[[ Input, beginning ]]
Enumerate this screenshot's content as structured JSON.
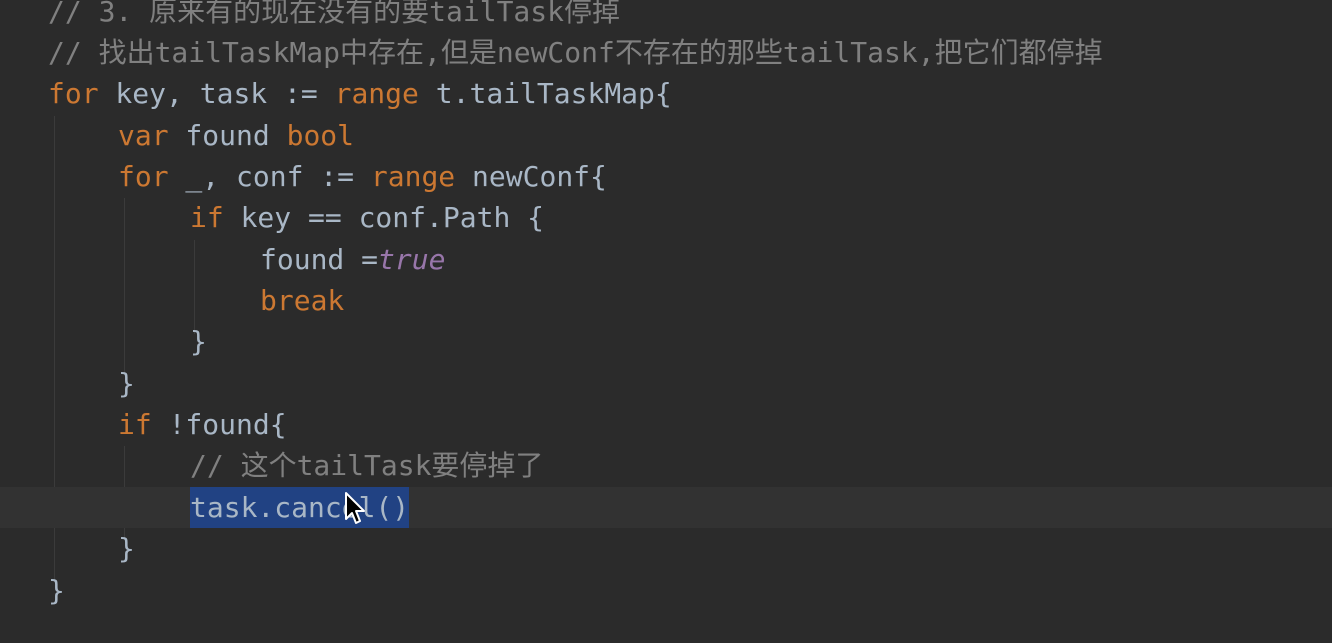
{
  "code": {
    "l0_comment": "// 3. 原来有的现在没有的要tailTask停掉",
    "l1_comment": "// 找出tailTaskMap中存在,但是newConf不存在的那些tailTask,把它们都停掉",
    "l2_kw_for": "for",
    "l2_vars": " key, task := ",
    "l2_kw_range": "range",
    "l2_rest": " t.tailTaskMap{",
    "l3_kw_var": "var",
    "l3_ident": " found ",
    "l3_type": "bool",
    "l4_kw_for": "for",
    "l4_vars": " _, conf := ",
    "l4_kw_range": "range",
    "l4_rest": " newConf{",
    "l5_kw_if": "if",
    "l5_rest": " key == conf.Path {",
    "l6_ident": "found =",
    "l6_literal": "true",
    "l7_kw_break": "break",
    "l8_brace": "}",
    "l9_brace": "}",
    "l10_kw_if": "if",
    "l10_rest": " !found{",
    "l11_comment": "// 这个tailTask要停掉了",
    "l12_selected": "task.cancel()",
    "l13_brace": "}",
    "l14_brace": "}"
  },
  "colors": {
    "background": "#2b2b2b",
    "current_line": "#323232",
    "keyword": "#cc7832",
    "comment": "#808080",
    "literal": "#9876aa",
    "text": "#a9b7c6",
    "selection": "#214283"
  },
  "icons": {
    "cursor": "mouse-pointer-icon"
  }
}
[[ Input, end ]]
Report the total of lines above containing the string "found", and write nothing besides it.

3